(Web page and app entries)
┏━━

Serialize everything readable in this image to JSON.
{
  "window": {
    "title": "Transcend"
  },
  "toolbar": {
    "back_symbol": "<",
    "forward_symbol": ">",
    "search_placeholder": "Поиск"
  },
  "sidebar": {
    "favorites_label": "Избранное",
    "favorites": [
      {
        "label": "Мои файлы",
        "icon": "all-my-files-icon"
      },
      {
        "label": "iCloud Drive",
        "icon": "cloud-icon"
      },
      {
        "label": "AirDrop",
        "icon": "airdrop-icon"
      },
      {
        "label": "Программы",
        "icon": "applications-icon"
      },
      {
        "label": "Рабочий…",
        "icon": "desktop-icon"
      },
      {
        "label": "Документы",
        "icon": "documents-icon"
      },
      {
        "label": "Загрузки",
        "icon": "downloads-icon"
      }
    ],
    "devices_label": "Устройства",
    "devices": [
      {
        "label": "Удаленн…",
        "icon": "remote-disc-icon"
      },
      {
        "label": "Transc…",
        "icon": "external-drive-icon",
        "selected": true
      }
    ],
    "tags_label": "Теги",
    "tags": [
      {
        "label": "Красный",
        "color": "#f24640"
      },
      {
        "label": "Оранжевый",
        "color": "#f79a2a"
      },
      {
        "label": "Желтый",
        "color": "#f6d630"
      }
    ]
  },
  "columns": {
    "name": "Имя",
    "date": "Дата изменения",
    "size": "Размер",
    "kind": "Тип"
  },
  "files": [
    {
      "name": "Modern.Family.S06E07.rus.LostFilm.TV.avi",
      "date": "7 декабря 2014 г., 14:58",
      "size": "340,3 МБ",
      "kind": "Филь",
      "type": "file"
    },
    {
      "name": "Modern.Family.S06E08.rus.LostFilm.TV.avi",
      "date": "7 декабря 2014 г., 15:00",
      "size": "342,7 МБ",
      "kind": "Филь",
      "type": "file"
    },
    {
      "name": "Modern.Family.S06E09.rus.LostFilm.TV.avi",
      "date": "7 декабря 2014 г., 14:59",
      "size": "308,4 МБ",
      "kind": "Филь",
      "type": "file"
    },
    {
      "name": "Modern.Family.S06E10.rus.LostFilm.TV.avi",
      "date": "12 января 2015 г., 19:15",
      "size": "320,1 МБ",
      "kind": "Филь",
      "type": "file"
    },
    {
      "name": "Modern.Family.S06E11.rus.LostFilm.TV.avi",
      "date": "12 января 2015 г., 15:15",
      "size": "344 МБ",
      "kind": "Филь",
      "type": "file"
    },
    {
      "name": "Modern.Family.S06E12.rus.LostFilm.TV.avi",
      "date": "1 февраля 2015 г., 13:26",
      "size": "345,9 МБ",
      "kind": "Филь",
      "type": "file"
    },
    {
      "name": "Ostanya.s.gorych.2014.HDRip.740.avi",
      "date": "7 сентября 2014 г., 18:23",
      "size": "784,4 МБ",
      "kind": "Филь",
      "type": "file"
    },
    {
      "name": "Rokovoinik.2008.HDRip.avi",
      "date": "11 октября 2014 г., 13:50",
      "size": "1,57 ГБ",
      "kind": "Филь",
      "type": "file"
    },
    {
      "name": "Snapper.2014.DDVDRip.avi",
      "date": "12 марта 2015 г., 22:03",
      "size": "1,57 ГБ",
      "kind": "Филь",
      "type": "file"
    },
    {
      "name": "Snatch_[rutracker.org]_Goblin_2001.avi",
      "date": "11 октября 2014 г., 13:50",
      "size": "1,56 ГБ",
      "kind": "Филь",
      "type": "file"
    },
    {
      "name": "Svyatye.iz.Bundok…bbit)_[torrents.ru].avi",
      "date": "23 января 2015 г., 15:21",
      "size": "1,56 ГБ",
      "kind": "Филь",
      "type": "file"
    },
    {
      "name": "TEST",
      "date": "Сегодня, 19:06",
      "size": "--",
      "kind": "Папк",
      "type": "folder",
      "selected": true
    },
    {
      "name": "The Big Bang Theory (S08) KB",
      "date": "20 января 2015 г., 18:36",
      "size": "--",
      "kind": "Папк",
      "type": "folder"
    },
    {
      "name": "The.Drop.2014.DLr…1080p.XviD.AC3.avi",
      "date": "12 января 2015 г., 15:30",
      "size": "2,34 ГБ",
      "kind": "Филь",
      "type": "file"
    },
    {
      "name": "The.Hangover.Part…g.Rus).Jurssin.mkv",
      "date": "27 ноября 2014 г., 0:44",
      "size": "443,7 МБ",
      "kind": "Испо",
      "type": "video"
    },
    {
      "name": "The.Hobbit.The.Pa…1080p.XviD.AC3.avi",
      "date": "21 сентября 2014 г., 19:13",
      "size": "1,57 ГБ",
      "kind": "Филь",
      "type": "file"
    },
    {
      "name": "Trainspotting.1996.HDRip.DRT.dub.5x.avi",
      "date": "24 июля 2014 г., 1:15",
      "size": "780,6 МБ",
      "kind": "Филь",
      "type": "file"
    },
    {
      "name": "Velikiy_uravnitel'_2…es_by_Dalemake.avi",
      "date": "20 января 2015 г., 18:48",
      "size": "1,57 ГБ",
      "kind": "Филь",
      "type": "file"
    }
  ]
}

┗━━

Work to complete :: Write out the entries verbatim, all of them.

Written solution ::
Serialize everything readable in this image to JSON.
{
  "window": {
    "title": "Transcend"
  },
  "toolbar": {
    "back_symbol": "<",
    "forward_symbol": ">",
    "search_placeholder": "Поиск"
  },
  "sidebar": {
    "favorites_label": "Избранное",
    "favorites": [
      {
        "label": "Мои файлы",
        "icon": "all-my-files-icon"
      },
      {
        "label": "iCloud Drive",
        "icon": "cloud-icon"
      },
      {
        "label": "AirDrop",
        "icon": "airdrop-icon"
      },
      {
        "label": "Программы",
        "icon": "applications-icon"
      },
      {
        "label": "Рабочий…",
        "icon": "desktop-icon"
      },
      {
        "label": "Документы",
        "icon": "documents-icon"
      },
      {
        "label": "Загрузки",
        "icon": "downloads-icon"
      }
    ],
    "devices_label": "Устройства",
    "devices": [
      {
        "label": "Удаленн…",
        "icon": "remote-disc-icon"
      },
      {
        "label": "Transc…",
        "icon": "external-drive-icon",
        "selected": true
      }
    ],
    "tags_label": "Теги",
    "tags": [
      {
        "label": "Красный",
        "color": "#f24640"
      },
      {
        "label": "Оранжевый",
        "color": "#f79a2a"
      },
      {
        "label": "Желтый",
        "color": "#f6d630"
      }
    ]
  },
  "columns": {
    "name": "Имя",
    "date": "Дата изменения",
    "size": "Размер",
    "kind": "Тип"
  },
  "files": [
    {
      "name": "Modern.Family.S06E07.rus.LostFilm.TV.avi",
      "date": "7 декабря 2014 г., 14:58",
      "size": "340,3 МБ",
      "kind": "Филь",
      "type": "file"
    },
    {
      "name": "Modern.Family.S06E08.rus.LostFilm.TV.avi",
      "date": "7 декабря 2014 г., 15:00",
      "size": "342,7 МБ",
      "kind": "Филь",
      "type": "file"
    },
    {
      "name": "Modern.Family.S06E09.rus.LostFilm.TV.avi",
      "date": "7 декабря 2014 г., 14:59",
      "size": "308,4 МБ",
      "kind": "Филь",
      "type": "file"
    },
    {
      "name": "Modern.Family.S06E10.rus.LostFilm.TV.avi",
      "date": "12 января 2015 г., 19:15",
      "size": "320,1 МБ",
      "kind": "Филь",
      "type": "file"
    },
    {
      "name": "Modern.Family.S06E11.rus.LostFilm.TV.avi",
      "date": "12 января 2015 г., 15:15",
      "size": "344 МБ",
      "kind": "Филь",
      "type": "file"
    },
    {
      "name": "Modern.Family.S06E12.rus.LostFilm.TV.avi",
      "date": "1 февраля 2015 г., 13:26",
      "size": "345,9 МБ",
      "kind": "Филь",
      "type": "file"
    },
    {
      "name": "Ostanya.s.gorych.2014.HDRip.740.avi",
      "date": "7 сентября 2014 г., 18:23",
      "size": "784,4 МБ",
      "kind": "Филь",
      "type": "file"
    },
    {
      "name": "Rokovoinik.2008.HDRip.avi",
      "date": "11 октября 2014 г., 13:50",
      "size": "1,57 ГБ",
      "kind": "Филь",
      "type": "file"
    },
    {
      "name": "Snapper.2014.DDVDRip.avi",
      "date": "12 марта 2015 г., 22:03",
      "size": "1,57 ГБ",
      "kind": "Филь",
      "type": "file"
    },
    {
      "name": "Snatch_[rutracker.org]_Goblin_2001.avi",
      "date": "11 октября 2014 г., 13:50",
      "size": "1,56 ГБ",
      "kind": "Филь",
      "type": "file"
    },
    {
      "name": "Svyatye.iz.Bundok…bbit)_[torrents.ru].avi",
      "date": "23 января 2015 г., 15:21",
      "size": "1,56 ГБ",
      "kind": "Филь",
      "type": "file"
    },
    {
      "name": "TEST",
      "date": "Сегодня, 19:06",
      "size": "--",
      "kind": "Папк",
      "type": "folder",
      "selected": true
    },
    {
      "name": "The Big Bang Theory (S08) KB",
      "date": "20 января 2015 г., 18:36",
      "size": "--",
      "kind": "Папк",
      "type": "folder"
    },
    {
      "name": "The.Drop.2014.DLr…1080p.XviD.AC3.avi",
      "date": "12 января 2015 г., 15:30",
      "size": "2,34 ГБ",
      "kind": "Филь",
      "type": "file"
    },
    {
      "name": "The.Hangover.Part…g.Rus).Jurssin.mkv",
      "date": "27 ноября 2014 г., 0:44",
      "size": "443,7 МБ",
      "kind": "Испо",
      "type": "video"
    },
    {
      "name": "The.Hobbit.The.Pa…1080p.XviD.AC3.avi",
      "date": "21 сентября 2014 г., 19:13",
      "size": "1,57 ГБ",
      "kind": "Филь",
      "type": "file"
    },
    {
      "name": "Trainspotting.1996.HDRip.DRT.dub.5x.avi",
      "date": "24 июля 2014 г., 1:15",
      "size": "780,6 МБ",
      "kind": "Филь",
      "type": "file"
    },
    {
      "name": "Velikiy_uravnitel'_2…es_by_Dalemake.avi",
      "date": "20 января 2015 г., 18:48",
      "size": "1,57 ГБ",
      "kind": "Филь",
      "type": "file"
    }
  ]
}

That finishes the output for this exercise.